Starting with a statement
Heyward’s solo run with city’s flag was an ideal way to begin this most unusual season
You want a symbol of big-time sports’ return to Chicago? Try the Cubs’ Jason Heyward running out to right field for the first inning of the first game of the season Friday, carrying the city’s flag with him. Hard to top that.
That it was Heyward, and that he held that flag, represented more than just baseball, of course. An African American player of prominence — the first, and for several moving seconds the only, Cub on the field — would represent the team’s stated embrace of the Black Lives Matter movement and would do so while showing love to a city in turmoil.
It was pitch perfect, and it was very much in tune with the symbolism and metaphors that are everywhere you look in baseball, whose restart is — viewed without cynicism, inasmuch as that’s possible in 2020 — a grand embodiment of “the show must go on.”
The Show is going on. Ready or not. Sensible or not. Pandemic or not. Recognizable or not, too.
The Cubs and Brewers played before an otherwise empty Wrigley Field, which is not only weird and unfamiliar but also sadly emblematic of all that’s missing in our pandemic-hit society, all the things we took for granted that suddenly are too dangerous or burdensome to share in and put on one another.
Fans gathered in tiny groups outside the iconic Wrigley marquee in the hours before the game. Ballhawks — a few of them — waited on Waveland and Sheffield Aves. for batting-practice homers. Gallagher Way sat vacant. With Phase III guidelines reinstated by the city as of 12:01 a.m. Friday, bars and restaurants surrounding the ballpark did little business. The very occasion of a Fridaynight game at Wrigley was an oddity, too.
With limited seating on rooftops, the fans up there seemed at once part of it all and yet discomfitingly far away. If only they could’ve been as close to the action as Cubs pitchers Jon Lester and Tyler Chatwood, who watched the first inning from the left-field bleachers — why the heck not? — before opting for a couple of club-box seats in Section 13, Row 14 behind the home dugout.
Lester and Chatwood were a strange sight. A symbolic one, too, as nothing about this is normal to the players. It’s “The Twilight Zone” meets “Stranger Things” meets
“Baseball Tonight” with a briefing by Dr. Anthony Fauci playing in the background.
And speaking of Fauci, the ageless immunologist, infectious-disease expert and national treasure, his pregame first pitch Thursday before Game 1 of MLB’s season — Yankees at Nationals — was as metaphorically spot-on as it was wide of home plate. Look, the man simply needs to flatten his curve a bit. Besides, isn’t it his job to make sure no one catches anything?
And then there were the torrential rain, lightning storm and flagpole-shaking wind that forced the Yankees-Nationals game to be called early.

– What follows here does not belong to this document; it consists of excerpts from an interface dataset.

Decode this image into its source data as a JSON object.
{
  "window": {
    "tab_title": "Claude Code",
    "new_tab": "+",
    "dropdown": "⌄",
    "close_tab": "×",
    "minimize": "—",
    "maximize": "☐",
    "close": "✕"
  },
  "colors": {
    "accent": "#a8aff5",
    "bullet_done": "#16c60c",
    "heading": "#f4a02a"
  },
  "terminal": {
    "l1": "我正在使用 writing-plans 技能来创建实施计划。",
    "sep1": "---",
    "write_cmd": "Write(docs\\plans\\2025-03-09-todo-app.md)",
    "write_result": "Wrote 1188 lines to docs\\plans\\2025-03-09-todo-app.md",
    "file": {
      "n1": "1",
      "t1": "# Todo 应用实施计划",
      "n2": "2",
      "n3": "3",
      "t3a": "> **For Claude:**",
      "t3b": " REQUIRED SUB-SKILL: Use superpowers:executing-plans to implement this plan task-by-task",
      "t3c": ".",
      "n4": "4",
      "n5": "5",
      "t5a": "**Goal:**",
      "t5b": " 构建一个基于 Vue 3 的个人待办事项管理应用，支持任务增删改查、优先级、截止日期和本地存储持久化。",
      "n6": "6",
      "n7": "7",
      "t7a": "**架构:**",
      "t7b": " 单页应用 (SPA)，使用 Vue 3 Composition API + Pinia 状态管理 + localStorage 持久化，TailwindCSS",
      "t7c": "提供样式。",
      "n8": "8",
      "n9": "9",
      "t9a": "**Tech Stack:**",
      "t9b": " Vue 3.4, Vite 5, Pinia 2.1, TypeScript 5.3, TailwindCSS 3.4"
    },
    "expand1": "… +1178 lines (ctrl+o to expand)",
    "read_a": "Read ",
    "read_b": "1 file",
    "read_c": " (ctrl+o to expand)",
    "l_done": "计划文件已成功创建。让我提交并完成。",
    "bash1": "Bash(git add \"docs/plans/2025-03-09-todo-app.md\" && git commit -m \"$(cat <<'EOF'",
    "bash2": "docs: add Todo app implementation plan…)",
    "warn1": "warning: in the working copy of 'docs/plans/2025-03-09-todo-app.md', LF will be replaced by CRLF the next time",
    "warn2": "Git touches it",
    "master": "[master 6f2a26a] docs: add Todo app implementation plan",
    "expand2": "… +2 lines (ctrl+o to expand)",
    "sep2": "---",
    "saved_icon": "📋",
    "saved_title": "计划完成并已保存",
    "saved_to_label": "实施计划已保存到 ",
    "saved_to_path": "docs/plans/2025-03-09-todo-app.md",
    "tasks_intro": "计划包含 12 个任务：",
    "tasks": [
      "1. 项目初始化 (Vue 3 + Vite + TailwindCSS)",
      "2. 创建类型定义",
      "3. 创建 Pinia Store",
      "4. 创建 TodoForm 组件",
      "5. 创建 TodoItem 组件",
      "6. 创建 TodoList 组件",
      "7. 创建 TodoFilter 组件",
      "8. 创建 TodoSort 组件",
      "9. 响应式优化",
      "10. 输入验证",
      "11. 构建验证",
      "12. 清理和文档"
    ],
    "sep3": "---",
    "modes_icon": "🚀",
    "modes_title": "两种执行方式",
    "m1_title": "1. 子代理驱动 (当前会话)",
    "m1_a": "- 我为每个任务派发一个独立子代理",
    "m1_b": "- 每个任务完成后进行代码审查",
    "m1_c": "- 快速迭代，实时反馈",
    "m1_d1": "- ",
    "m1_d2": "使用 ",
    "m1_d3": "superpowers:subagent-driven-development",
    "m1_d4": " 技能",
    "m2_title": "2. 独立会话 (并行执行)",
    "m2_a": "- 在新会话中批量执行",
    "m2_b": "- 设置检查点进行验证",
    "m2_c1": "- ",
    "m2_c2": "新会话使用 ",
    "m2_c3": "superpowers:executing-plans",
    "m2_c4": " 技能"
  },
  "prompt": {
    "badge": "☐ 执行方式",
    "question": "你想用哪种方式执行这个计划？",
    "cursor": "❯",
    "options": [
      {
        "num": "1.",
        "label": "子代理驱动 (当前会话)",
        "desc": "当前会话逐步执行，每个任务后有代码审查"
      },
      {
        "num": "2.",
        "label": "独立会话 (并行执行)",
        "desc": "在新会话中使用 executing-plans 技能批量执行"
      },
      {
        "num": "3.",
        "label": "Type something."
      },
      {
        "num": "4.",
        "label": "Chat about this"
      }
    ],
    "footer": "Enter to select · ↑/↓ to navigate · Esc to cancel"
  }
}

It was almost like somebody was saying, “Really, baseball? You’re sure you want to do this?”
This is as good a time as any to point out that pitcher Kyle Hendricks was off-thecharts good in the first Opening Day start of his fine career. For nine shutout innings, Brewers hitters were flummoxed by his masterful fastball-changeup-curveball combinations. Come to think of it, that’s inaccurate. They weren’t really hitters at all.
See? We can talk just about baseball, too. The season has started, after all.
One more bit of figuration, if you’ll allow it. It involves the number 202, which is the channel on Xfinity where fans can find the Marquee Network thanks to a deal that got done in the nick of time before Opening Day. I saw that in the news — the No. 202 — and for some reason found myself counting 202 days ahead on the calendar.
How different might things be then? Well, in that many days, it’ll be late in the second week of February. Very possibly, it’ll be the day pitchers and catchers report to spring training in Arizona.
God, I hope so. ✶
In a symbolic moment, Cubs right fielder Jason Heyward takes the field carrying the flag of Chicago.
Fans watch from the rooftops across from Wrigley Field as the Cubs open against the Brewers.